Teens Who Drink, Smoke More Likely to Abuse Painkillers: Study
An estimated 3.5 million young adults in U.S. abuse prescription opioids, researchers say
TUESDAY, Aug. 21, 2012 (HealthDay News) -- Teenagers who smoke or drink are two to three times more likely to abuse prescription painkillers later on in life, new research shows.
Researchers from Yale University analyzed information collected from young adults aged 18 to 25 from the 2006-2008 U.S. National Survey on Drug Use and Health.
About 12 percent of the young adults surveyed said they currently abused prescription opioids. Of those, 57 percent had abused alcohol as teens; 56 percent smoked cigarettes and 34 percent used marijuana.
About 3.5 million young adults abuse prescription opioids, "and this number is growing," study lead author Dr. Lynn Fiellin, associate professor of medicine at Yale, said in a university news release.
Gender was also associated with risk of opioid abuse, the investigators found. Among men, use of cigarettes, alcohol and marijuana when they were teenagers was associated with a greater risk for opioid abuse later on in life.
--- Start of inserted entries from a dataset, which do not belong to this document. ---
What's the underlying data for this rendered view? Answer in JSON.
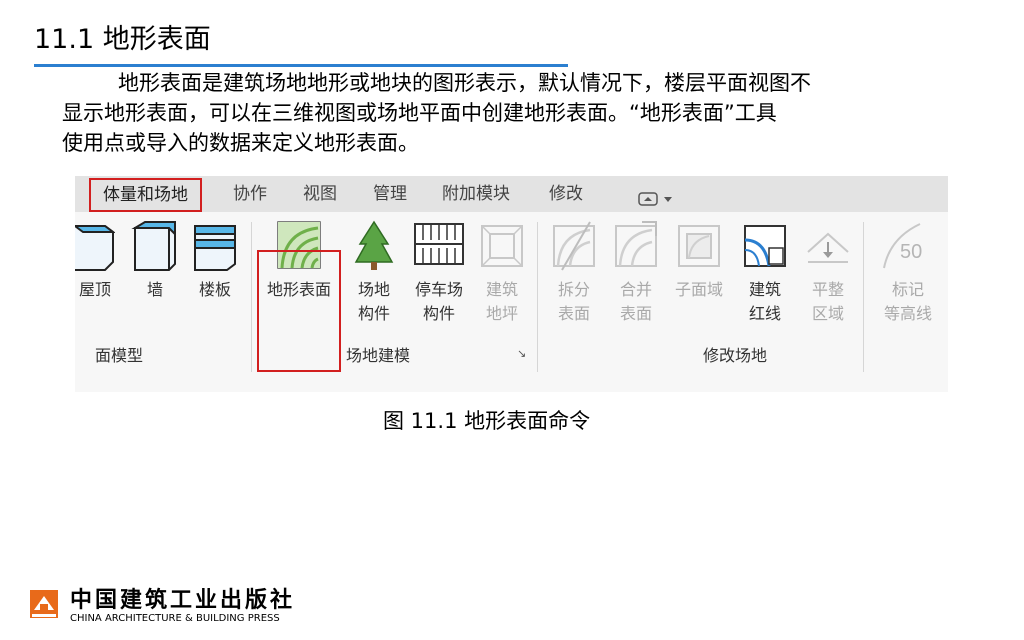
{
  "heading": "11.1  地形表面",
  "paragraph": {
    "line1": "地形表面是建筑场地地形或地块的图形表示，默认情况下，楼层平面视图不",
    "line2": "显示地形表面，可以在三维视图或场地平面中创建地形表面。“地形表面”工具",
    "line3": "使用点或导入的数据来定义地形表面。"
  },
  "ribbon": {
    "tabs": [
      "体量和场地",
      "协作",
      "视图",
      "管理",
      "附加模块",
      "修改"
    ],
    "tools": {
      "roof": "屋顶",
      "wall": "墙",
      "floor": "楼板",
      "toposurface": "地形表面",
      "site_component_1": "场地",
      "site_component_2": "构件",
      "parking_1": "停车场",
      "parking_2": "构件",
      "pad_1": "建筑",
      "pad_2": "地坪",
      "split_1": "拆分",
      "split_2": "表面",
      "merge_1": "合并",
      "merge_2": "表面",
      "subregion": "子面域",
      "property_line_1": "建筑",
      "property_line_2": "红线",
      "graded_region_1": "平整",
      "graded_region_2": "区域",
      "label_contours_1": "标记",
      "label_contours_2": "等高线",
      "label_contours_value": "50"
    },
    "groups": {
      "conceptual_mass": "面模型",
      "model_site": "场地建模",
      "modify_site": "修改场地"
    }
  },
  "caption": "图 11.1   地形表面命令",
  "publisher": {
    "name_cn": "中国建筑工业出版社",
    "name_en": "CHINA ARCHITECTURE & BUILDING PRESS"
  },
  "colors": {
    "accent_underline": "#2b7fd0",
    "highlight_red": "#d21f1f",
    "topo_green": "#6fb04a"
  }
}
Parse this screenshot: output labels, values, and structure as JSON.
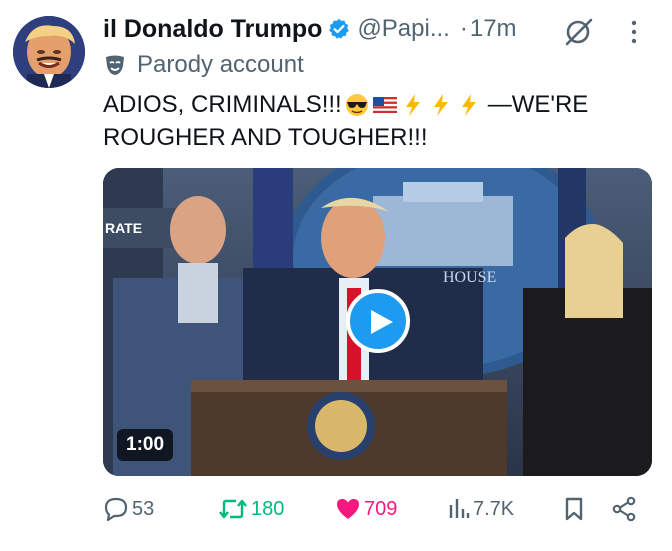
{
  "author": {
    "display_name": "il Donaldo Trumpo",
    "handle": "@Papi...",
    "separator": "·",
    "time": "17m",
    "label": "Parody account",
    "verified": true
  },
  "tweet": {
    "text_line1_start": "ADIOS, CRIMINALS!!!",
    "text_line1_end": "—WE'RE",
    "text_line2": "ROUGHER AND TOUGHER!!!",
    "emojis": [
      "sunglasses-emoji",
      "us-flag-emoji",
      "lightning-emoji",
      "lightning-emoji",
      "lightning-emoji"
    ]
  },
  "media": {
    "type": "video",
    "duration": "1:00",
    "background_text": {
      "left_sign": "RATE",
      "right_sign": "HOUSE"
    }
  },
  "actions": {
    "replies": "53",
    "reposts": "180",
    "likes": "709",
    "views": "7.7K"
  },
  "colors": {
    "text_primary": "#0f1419",
    "text_secondary": "#536471",
    "verified_blue": "#1d9bf0",
    "repost_green": "#00ba7c",
    "like_pink": "#f91880"
  }
}
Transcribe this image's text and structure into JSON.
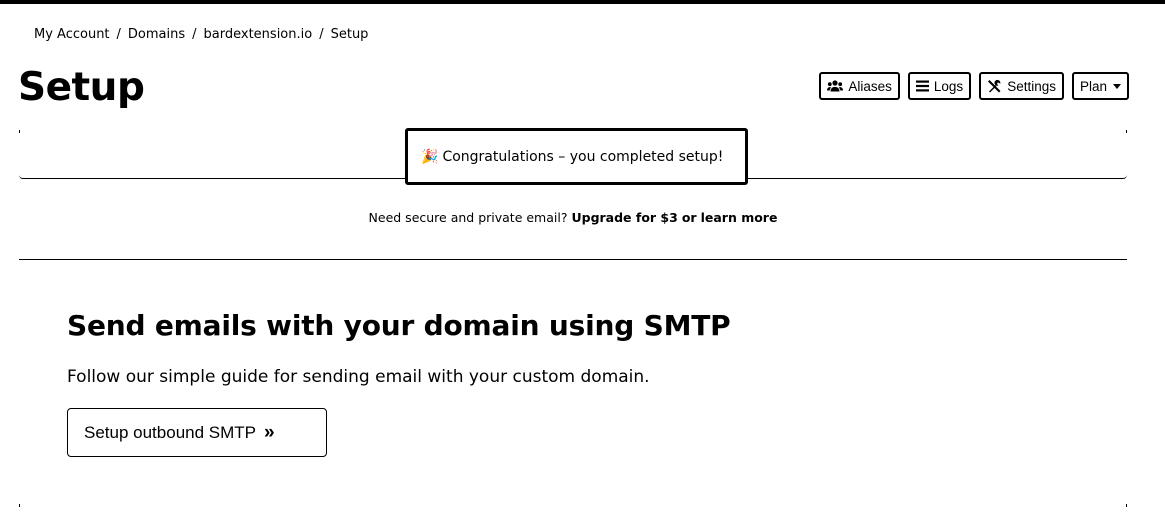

For the women, only marijuana use was linked to later drug abuse.
The study is scheduled for publication in the Aug. 21 online edition of the Journal of Adolescent Health.
While the study uncovered an association between teen substance use and prescription opioid drug abuse, it did not prove a cause-and-effect relationship.
The U.S. Department of Health and Human Services provides more information on teens and substance abuse.